• What this task involves
Restate the records underneath, keeping each one exactly the same.

• Collection entries
━━━━━━

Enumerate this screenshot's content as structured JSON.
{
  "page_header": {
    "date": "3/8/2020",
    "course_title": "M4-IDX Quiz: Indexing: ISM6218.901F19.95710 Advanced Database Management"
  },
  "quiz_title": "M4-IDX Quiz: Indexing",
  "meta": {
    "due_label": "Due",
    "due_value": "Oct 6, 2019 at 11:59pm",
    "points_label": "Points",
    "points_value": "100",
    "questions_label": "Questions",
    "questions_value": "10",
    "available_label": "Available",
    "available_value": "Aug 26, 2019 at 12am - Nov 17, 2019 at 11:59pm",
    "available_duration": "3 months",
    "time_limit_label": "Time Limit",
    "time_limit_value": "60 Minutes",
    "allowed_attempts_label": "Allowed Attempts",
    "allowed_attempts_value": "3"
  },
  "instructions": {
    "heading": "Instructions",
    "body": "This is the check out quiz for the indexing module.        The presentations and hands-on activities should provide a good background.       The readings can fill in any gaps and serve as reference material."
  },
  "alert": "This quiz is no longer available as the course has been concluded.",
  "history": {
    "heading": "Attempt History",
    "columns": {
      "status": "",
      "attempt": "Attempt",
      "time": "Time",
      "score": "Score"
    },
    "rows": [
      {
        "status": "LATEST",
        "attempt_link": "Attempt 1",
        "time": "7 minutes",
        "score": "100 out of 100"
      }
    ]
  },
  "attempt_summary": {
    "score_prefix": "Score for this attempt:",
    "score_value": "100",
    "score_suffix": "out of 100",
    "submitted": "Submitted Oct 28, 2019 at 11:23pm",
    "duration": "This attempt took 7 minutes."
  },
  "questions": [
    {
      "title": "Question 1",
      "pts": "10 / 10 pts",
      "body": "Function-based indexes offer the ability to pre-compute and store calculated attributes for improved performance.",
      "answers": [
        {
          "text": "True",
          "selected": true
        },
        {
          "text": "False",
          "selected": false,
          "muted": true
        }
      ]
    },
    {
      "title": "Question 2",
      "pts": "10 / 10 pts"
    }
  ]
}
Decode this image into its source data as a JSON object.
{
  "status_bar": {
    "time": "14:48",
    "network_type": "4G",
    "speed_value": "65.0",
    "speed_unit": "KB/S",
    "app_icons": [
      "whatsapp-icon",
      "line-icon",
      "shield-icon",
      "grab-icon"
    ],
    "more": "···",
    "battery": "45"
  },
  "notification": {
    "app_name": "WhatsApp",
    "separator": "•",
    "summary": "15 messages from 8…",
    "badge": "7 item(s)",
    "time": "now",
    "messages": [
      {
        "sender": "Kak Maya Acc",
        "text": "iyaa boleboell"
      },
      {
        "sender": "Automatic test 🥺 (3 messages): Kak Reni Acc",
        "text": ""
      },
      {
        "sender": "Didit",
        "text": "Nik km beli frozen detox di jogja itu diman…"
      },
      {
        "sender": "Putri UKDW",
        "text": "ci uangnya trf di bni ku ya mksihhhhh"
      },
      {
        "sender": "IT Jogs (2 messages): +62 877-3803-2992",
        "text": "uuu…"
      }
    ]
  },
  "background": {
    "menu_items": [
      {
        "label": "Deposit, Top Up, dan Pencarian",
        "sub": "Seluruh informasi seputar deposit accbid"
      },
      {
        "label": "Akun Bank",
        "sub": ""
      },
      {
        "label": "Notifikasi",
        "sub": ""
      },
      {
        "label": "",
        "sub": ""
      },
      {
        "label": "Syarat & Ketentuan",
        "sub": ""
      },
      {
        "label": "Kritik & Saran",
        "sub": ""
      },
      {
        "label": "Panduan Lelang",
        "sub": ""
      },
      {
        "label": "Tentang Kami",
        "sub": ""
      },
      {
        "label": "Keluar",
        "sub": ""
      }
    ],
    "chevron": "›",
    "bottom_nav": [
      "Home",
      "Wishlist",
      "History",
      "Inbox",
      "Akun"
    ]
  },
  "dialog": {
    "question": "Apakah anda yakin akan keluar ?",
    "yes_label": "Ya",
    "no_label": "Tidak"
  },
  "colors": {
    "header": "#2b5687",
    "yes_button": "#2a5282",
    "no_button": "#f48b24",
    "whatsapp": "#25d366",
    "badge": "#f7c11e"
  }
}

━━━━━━

• Answer to this task
Enumerate this screenshot's content as structured JSON.
{
  "page_header": {
    "date": "3/8/2020",
    "course_title": "M4-IDX Quiz: Indexing: ISM6218.901F19.95710 Advanced Database Management"
  },
  "quiz_title": "M4-IDX Quiz: Indexing",
  "meta": {
    "due_label": "Due",
    "due_value": "Oct 6, 2019 at 11:59pm",
    "points_label": "Points",
    "points_value": "100",
    "questions_label": "Questions",
    "questions_value": "10",
    "available_label": "Available",
    "available_value": "Aug 26, 2019 at 12am - Nov 17, 2019 at 11:59pm",
    "available_duration": "3 months",
    "time_limit_label": "Time Limit",
    "time_limit_value": "60 Minutes",
    "allowed_attempts_label": "Allowed Attempts",
    "allowed_attempts_value": "3"
  },
  "instructions": {
    "heading": "Instructions",
    "body": "This is the check out quiz for the indexing module.        The presentations and hands-on activities should provide a good background.       The readings can fill in any gaps and serve as reference material."
  },
  "alert": "This quiz is no longer available as the course has been concluded.",
  "history": {
    "heading": "Attempt History",
    "columns": {
      "status": "",
      "attempt": "Attempt",
      "time": "Time",
      "score": "Score"
    },
    "rows": [
      {
        "status": "LATEST",
        "attempt_link": "Attempt 1",
        "time": "7 minutes",
        "score": "100 out of 100"
      }
    ]
  },
  "attempt_summary": {
    "score_prefix": "Score for this attempt:",
    "score_value": "100",
    "score_suffix": "out of 100",
    "submitted": "Submitted Oct 28, 2019 at 11:23pm",
    "duration": "This attempt took 7 minutes."
  },
  "questions": [
    {
      "title": "Question 1",
      "pts": "10 / 10 pts",
      "body": "Function-based indexes offer the ability to pre-compute and store calculated attributes for improved performance.",
      "answers": [
        {
          "text": "True",
          "selected": true
        },
        {
          "text": "False",
          "selected": false,
          "muted": true
        }
      ]
    },
    {
      "title": "Question 2",
      "pts": "10 / 10 pts"
    }
  ]
}
Decode this image into its source data as a JSON object.
{
  "status_bar": {
    "time": "14:48",
    "network_type": "4G",
    "speed_value": "65.0",
    "speed_unit": "KB/S",
    "app_icons": [
      "whatsapp-icon",
      "line-icon",
      "shield-icon",
      "grab-icon"
    ],
    "more": "···",
    "battery": "45"
  },
  "notification": {
    "app_name": "WhatsApp",
    "separator": "•",
    "summary": "15 messages from 8…",
    "badge": "7 item(s)",
    "time": "now",
    "messages": [
      {
        "sender": "Kak Maya Acc",
        "text": "iyaa boleboell"
      },
      {
        "sender": "Automatic test 🥺 (3 messages): Kak Reni Acc",
        "text": ""
      },
      {
        "sender": "Didit",
        "text": "Nik km beli frozen detox di jogja itu diman…"
      },
      {
        "sender": "Putri UKDW",
        "text": "ci uangnya trf di bni ku ya mksihhhhh"
      },
      {
        "sender": "IT Jogs (2 messages): +62 877-3803-2992",
        "text": "uuu…"
      }
    ]
  },
  "background": {
    "menu_items": [
      {
        "label": "Deposit, Top Up, dan Pencarian",
        "sub": "Seluruh informasi seputar deposit accbid"
      },
      {
        "label": "Akun Bank",
        "sub": ""
      },
      {
        "label": "Notifikasi",
        "sub": ""
      },
      {
        "label": "",
        "sub": ""
      },
      {
        "label": "Syarat & Ketentuan",
        "sub": ""
      },
      {
        "label": "Kritik & Saran",
        "sub": ""
      },
      {
        "label": "Panduan Lelang",
        "sub": ""
      },
      {
        "label": "Tentang Kami",
        "sub": ""
      },
      {
        "label": "Keluar",
        "sub": ""
      }
    ],
    "chevron": "›",
    "bottom_nav": [
      "Home",
      "Wishlist",
      "History",
      "Inbox",
      "Akun"
    ]
  },
  "dialog": {
    "question": "Apakah anda yakin akan keluar ?",
    "yes_label": "Ya",
    "no_label": "Tidak"
  },
  "colors": {
    "header": "#2b5687",
    "yes_button": "#2a5282",
    "no_button": "#f48b24",
    "whatsapp": "#25d366",
    "badge": "#f7c11e"
  }
}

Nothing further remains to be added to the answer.